15 November 2011


I tend not to make pesto.  Don't get me wrong, I love pesto, but pine nuts are expensive (not to mention hard to find) and I don't usually buy fresh basil -- I also tried growing it here and it does not agree with my area, indoors or out.  My husband brought a huge bunch of fresh basil (reduced price!  10p and in super good condition!) back from the store and I figured it was high time I made a batch of pesto.

Traditionally, pesto is made from basil, pine nuts, garlic, and olive oil (pureed in a blender or food processor, or smooshed* with a mortar and pestle)...and Parmesan cheese, but I don't eat cheese, so I always skip that bit.  Anyway, like I said, pine nuts are expensive, so I thought I'd try something else. 

Why does it look so creamy?  I don't know, but it was delicious!
I happen to have a large bag of pepitas (those green pumpkin seeds you find either in the health or Latino section of your grocery store) in my kitchen, so I substituted them for the pine nuts.  I didn't feel like cleaning my food processor,** so I got out my mortar and pestle.  Actually, my mortar broke a few years ago, so I got out a mixing bowl and my pestle.  I chopped the garlic and basil (on my cutting board) and ground the pepitas in my blade coffee grinder first.  Then I threw everything into the mixing bowl, added a glug or two of extra virgin olive oil and some salt & pepper and got grindin' with the pestle.  When everything was all smooshed into a paste, I spread it on some rustic bread (also reduced price from the store) and toasted it in the oven for a few minutes.  I ate some...I ate some more...and then I ate it all.  It was delicious!  :D

There are other variations on pesto.  I've made it with walnuts instead of pine nuts and ramsons (they grow wild here and are absolutely everywhere in the spring!) instead of basil and garlic.  I've also seen it made with cilantro instead of basil. 

Do you make any other variations?  Do tell.  I've often read one should make a large amount, store it in a clean glass jar, and refrigerate for later, but I generally only make a day's worth at a time.  I've tried making larger amounts in the past, but they seem to go mouldy pretty fast in my fridge.  :/

*  Okay, the culinary word is ground, but who cares.  Smooshed sounds so much more fun!
**  Not that it's not clean, it is, I just didn't feel like cleaning it after making pesto.


  1. You can make pesto with any green(s) and nut/seed combination!

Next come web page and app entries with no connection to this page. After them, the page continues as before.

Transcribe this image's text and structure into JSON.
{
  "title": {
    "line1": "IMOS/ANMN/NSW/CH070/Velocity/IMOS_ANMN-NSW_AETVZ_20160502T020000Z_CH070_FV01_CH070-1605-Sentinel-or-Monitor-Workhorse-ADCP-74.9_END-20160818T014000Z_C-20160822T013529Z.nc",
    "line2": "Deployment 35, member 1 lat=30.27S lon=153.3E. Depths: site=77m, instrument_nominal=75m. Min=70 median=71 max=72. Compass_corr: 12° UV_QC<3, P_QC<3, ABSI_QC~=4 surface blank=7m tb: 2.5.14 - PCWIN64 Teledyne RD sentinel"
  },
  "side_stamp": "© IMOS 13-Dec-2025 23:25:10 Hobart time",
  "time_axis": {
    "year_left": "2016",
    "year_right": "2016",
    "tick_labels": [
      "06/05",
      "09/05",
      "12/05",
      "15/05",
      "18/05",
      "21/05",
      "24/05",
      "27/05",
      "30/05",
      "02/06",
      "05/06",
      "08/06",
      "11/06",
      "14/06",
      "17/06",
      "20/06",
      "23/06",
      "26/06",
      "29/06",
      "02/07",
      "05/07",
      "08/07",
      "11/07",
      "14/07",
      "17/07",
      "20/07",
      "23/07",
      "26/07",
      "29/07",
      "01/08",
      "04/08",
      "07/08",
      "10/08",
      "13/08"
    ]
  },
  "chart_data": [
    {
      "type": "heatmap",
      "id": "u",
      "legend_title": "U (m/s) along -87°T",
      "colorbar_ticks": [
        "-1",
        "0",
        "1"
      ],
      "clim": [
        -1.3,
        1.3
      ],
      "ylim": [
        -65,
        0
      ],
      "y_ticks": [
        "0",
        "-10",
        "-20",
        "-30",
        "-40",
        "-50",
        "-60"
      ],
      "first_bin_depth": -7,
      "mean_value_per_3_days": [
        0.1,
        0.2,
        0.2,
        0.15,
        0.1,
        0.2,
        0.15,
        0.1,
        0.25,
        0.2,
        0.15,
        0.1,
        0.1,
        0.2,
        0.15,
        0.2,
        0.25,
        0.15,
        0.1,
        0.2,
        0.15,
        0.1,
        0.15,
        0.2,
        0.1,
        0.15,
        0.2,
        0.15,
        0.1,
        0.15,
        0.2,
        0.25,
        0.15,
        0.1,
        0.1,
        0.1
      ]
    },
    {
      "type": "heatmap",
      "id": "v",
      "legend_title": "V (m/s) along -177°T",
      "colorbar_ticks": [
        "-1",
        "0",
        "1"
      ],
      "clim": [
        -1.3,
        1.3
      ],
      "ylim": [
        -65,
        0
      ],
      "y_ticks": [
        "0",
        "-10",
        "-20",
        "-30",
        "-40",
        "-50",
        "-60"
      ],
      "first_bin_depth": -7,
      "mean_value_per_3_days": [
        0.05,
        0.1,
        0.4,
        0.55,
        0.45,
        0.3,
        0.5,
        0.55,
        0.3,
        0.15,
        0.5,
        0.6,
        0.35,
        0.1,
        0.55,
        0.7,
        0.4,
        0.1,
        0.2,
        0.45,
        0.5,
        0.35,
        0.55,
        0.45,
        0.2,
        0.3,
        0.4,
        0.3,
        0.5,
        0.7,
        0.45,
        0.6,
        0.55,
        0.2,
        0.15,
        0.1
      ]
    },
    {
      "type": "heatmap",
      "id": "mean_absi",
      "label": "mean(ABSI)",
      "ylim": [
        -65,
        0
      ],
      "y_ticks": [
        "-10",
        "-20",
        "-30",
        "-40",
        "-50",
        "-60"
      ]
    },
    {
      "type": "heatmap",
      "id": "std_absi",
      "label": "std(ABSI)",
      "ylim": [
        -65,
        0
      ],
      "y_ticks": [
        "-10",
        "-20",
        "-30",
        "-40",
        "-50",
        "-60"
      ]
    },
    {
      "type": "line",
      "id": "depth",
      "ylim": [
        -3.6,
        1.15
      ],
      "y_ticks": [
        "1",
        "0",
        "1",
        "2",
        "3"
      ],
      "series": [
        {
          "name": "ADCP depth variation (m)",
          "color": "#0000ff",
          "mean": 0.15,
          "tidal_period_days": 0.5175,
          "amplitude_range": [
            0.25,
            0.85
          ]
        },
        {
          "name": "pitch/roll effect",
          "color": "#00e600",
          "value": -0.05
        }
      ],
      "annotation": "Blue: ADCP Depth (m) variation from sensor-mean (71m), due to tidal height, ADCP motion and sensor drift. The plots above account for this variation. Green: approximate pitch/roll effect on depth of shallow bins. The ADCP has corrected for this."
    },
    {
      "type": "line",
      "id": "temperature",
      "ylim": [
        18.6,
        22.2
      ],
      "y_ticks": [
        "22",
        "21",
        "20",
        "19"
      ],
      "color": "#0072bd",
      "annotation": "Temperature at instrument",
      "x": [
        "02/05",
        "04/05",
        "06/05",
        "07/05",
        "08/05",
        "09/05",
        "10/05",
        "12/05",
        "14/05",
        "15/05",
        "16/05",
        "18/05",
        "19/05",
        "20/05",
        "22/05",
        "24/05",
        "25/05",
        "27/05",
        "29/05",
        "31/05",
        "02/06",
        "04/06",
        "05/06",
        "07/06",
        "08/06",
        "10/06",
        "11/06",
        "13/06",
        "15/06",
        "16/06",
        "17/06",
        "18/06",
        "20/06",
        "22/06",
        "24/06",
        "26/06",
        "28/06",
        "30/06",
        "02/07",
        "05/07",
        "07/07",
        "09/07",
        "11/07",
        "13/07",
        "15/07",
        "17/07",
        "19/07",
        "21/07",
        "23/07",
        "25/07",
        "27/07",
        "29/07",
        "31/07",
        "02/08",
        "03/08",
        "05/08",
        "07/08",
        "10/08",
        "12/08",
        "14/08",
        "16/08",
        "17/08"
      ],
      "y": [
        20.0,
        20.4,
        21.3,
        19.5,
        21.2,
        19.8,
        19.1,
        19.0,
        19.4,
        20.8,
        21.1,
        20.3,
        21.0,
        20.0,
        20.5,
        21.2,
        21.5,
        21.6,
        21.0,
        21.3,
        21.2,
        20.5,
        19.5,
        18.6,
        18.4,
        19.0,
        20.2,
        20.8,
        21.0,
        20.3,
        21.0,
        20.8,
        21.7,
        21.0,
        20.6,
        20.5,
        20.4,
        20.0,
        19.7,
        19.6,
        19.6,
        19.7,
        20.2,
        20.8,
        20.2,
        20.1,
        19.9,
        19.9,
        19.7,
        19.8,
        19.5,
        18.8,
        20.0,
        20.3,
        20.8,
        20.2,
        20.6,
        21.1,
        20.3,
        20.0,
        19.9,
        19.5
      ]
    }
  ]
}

I have successfully used almonds, walnuts, and cashews (and of course pine nuts) to make pesto. All nuts or seeds could be used raw or toasted! Also as far as greens go, I have used cilantro, basil, organic baby spinach, organic baby arugula, and combinations of all of the above. I always use olive oil and fresh garlic, but even the oils and flavorings can be changed around. In the winter I use spinach or arugula since basil is hard to come by.

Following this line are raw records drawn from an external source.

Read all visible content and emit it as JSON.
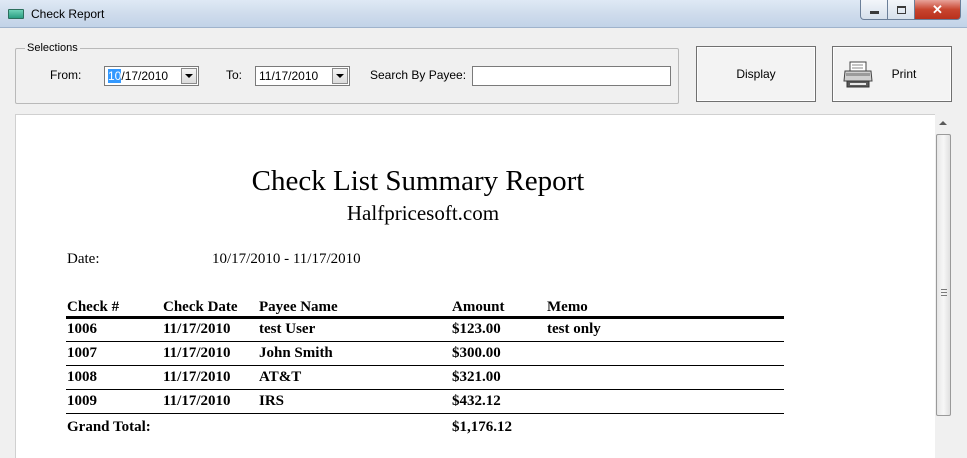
{
  "window": {
    "title": "Check Report"
  },
  "selections": {
    "legend": "Selections",
    "from_label": "From:",
    "from_value_selected": "10",
    "from_value_rest": "/17/2010",
    "to_label": "To:",
    "to_value": "11/17/2010",
    "payee_label": "Search By Payee:",
    "payee_value": ""
  },
  "buttons": {
    "display": "Display",
    "print": "Print"
  },
  "report": {
    "title": "Check List Summary Report",
    "company": "Halfpricesoft.com",
    "date_label": "Date:",
    "date_range": "10/17/2010 - 11/17/2010",
    "columns": [
      "Check #",
      "Check Date",
      "Payee Name",
      "Amount",
      "Memo"
    ],
    "rows": [
      [
        "1006",
        "11/17/2010",
        "test User",
        "$123.00",
        "test only"
      ],
      [
        "1007",
        "11/17/2010",
        "John Smith",
        "$300.00",
        ""
      ],
      [
        "1008",
        "11/17/2010",
        "AT&T",
        "$321.00",
        ""
      ],
      [
        "1009",
        "11/17/2010",
        "IRS",
        "$432.12",
        ""
      ]
    ],
    "grand_total_label": "Grand Total:",
    "grand_total_value": "$1,176.12"
  }
}
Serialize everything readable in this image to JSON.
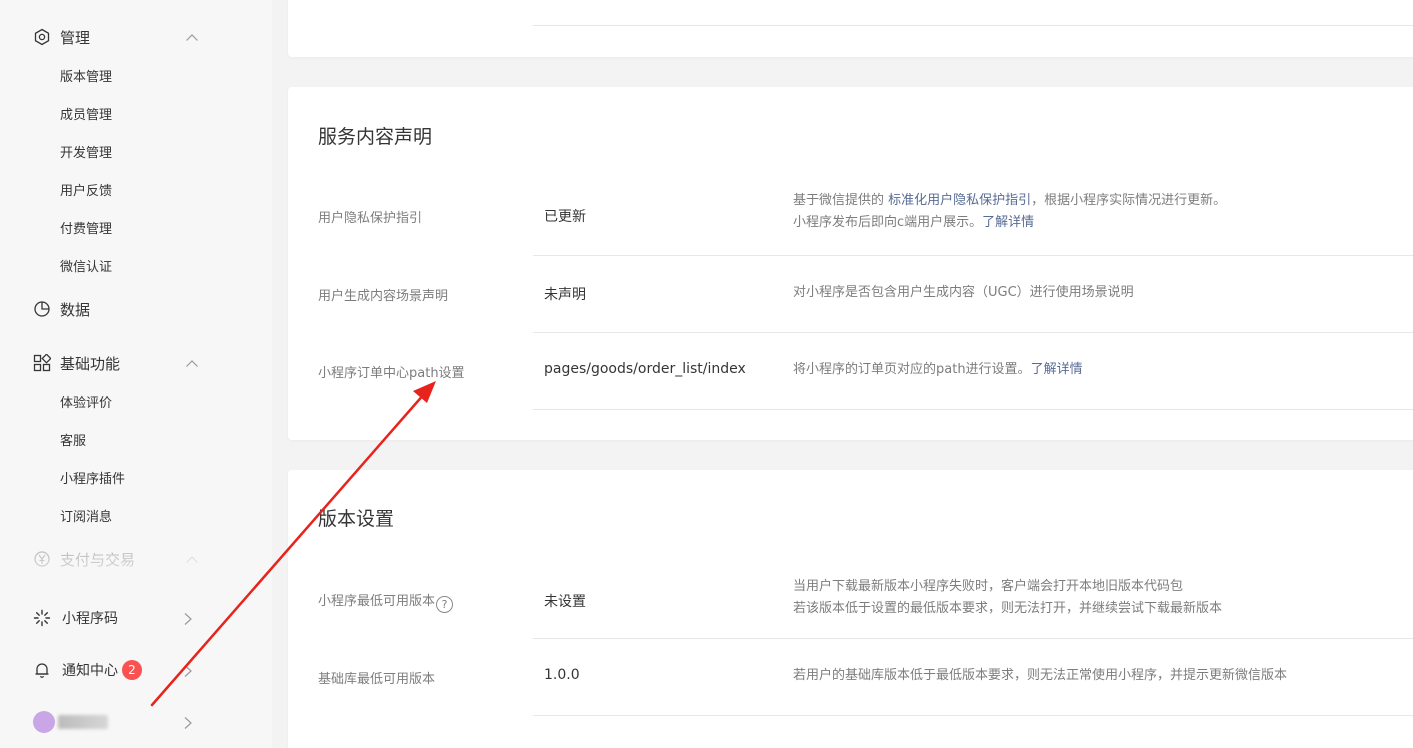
{
  "sidebar": {
    "manage": {
      "label": "管理",
      "items": [
        "版本管理",
        "成员管理",
        "开发管理",
        "用户反馈",
        "付费管理",
        "微信认证"
      ]
    },
    "data": {
      "label": "数据"
    },
    "basic": {
      "label": "基础功能",
      "items": [
        "体验评价",
        "客服",
        "小程序插件",
        "订阅消息"
      ]
    },
    "payment": {
      "label": "支付与交易"
    },
    "bottom": {
      "qrcode_label": "小程序码",
      "notify_label": "通知中心",
      "notify_count": "2"
    }
  },
  "service_card": {
    "title": "服务内容声明",
    "rows": [
      {
        "label": "用户隐私保护指引",
        "value": "已更新",
        "desc_line1_prefix": "基于微信提供的 ",
        "desc_line1_link": "标准化用户隐私保护指引",
        "desc_line1_suffix": "，根据小程序实际情况进行更新。",
        "desc_line2_prefix": "小程序发布后即向c端用户展示。",
        "desc_line2_link": "了解详情"
      },
      {
        "label": "用户生成内容场景声明",
        "value": "未声明",
        "desc": "对小程序是否包含用户生成内容（UGC）进行使用场景说明"
      },
      {
        "label": "小程序订单中心path设置",
        "value": "pages/goods/order_list/index",
        "desc_prefix": "将小程序的订单页对应的path进行设置。",
        "desc_link": "了解详情"
      }
    ]
  },
  "version_card": {
    "title": "版本设置",
    "rows": [
      {
        "label": "小程序最低可用版本",
        "help_glyph": "?",
        "value": "未设置",
        "desc_line1": "当用户下载最新版本小程序失败时，客户端会打开本地旧版本代码包",
        "desc_line2": "若该版本低于设置的最低版本要求，则无法打开，并继续尝试下载最新版本"
      },
      {
        "label": "基础库最低可用版本",
        "value": "1.0.0",
        "desc": "若用户的基础库版本低于最低版本要求，则无法正常使用小程序，并提示更新微信版本"
      }
    ]
  },
  "colors": {
    "link": "#576b95",
    "badge": "#fa5151",
    "annotation_arrow": "#e8231d"
  },
  "icons": [
    "settings-icon",
    "chevron-up-icon",
    "pie-chart-icon",
    "grid-icon",
    "yen-icon",
    "qrcode-icon",
    "bell-icon",
    "chevron-right-icon",
    "help-icon"
  ]
}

    Glad to see you are on a path to more pesto!!

    I hadn't thought of pepitas, and I have a bag in my pantry :-) good idea!

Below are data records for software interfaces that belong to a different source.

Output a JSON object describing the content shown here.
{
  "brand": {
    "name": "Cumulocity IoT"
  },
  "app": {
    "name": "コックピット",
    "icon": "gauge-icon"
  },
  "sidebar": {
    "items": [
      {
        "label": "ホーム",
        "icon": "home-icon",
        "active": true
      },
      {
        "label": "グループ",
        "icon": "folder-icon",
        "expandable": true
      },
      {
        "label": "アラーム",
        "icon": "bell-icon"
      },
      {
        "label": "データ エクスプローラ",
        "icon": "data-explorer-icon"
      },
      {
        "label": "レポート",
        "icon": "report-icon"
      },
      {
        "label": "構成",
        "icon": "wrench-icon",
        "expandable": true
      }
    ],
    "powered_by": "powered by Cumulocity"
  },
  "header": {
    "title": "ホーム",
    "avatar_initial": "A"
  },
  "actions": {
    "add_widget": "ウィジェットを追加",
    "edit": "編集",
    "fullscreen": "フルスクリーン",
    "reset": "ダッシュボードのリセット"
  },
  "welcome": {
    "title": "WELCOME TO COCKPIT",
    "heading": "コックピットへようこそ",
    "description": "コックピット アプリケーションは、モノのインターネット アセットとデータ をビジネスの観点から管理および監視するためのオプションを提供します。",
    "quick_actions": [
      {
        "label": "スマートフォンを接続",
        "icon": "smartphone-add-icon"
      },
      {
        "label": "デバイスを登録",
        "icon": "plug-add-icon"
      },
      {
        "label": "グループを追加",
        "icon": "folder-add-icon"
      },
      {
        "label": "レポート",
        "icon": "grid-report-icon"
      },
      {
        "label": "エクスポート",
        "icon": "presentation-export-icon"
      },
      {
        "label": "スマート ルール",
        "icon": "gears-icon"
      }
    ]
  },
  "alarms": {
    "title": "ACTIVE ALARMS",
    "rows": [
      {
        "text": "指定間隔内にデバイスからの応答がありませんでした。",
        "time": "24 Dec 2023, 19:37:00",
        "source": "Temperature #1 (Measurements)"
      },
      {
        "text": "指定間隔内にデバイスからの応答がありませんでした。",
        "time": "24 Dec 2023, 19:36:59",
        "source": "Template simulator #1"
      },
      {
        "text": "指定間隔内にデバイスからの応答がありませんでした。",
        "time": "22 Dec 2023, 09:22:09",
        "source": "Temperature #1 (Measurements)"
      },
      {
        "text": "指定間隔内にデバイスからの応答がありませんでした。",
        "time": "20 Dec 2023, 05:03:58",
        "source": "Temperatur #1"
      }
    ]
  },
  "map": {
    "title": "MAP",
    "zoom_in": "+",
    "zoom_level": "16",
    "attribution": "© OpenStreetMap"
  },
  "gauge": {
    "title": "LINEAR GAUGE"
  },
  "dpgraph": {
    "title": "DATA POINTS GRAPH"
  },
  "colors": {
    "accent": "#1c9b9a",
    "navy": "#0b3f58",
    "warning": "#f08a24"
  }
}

    Vegan Fazool blog

  2. Arugula! I would never have thought of that. Brilliant. I am trying that next. :D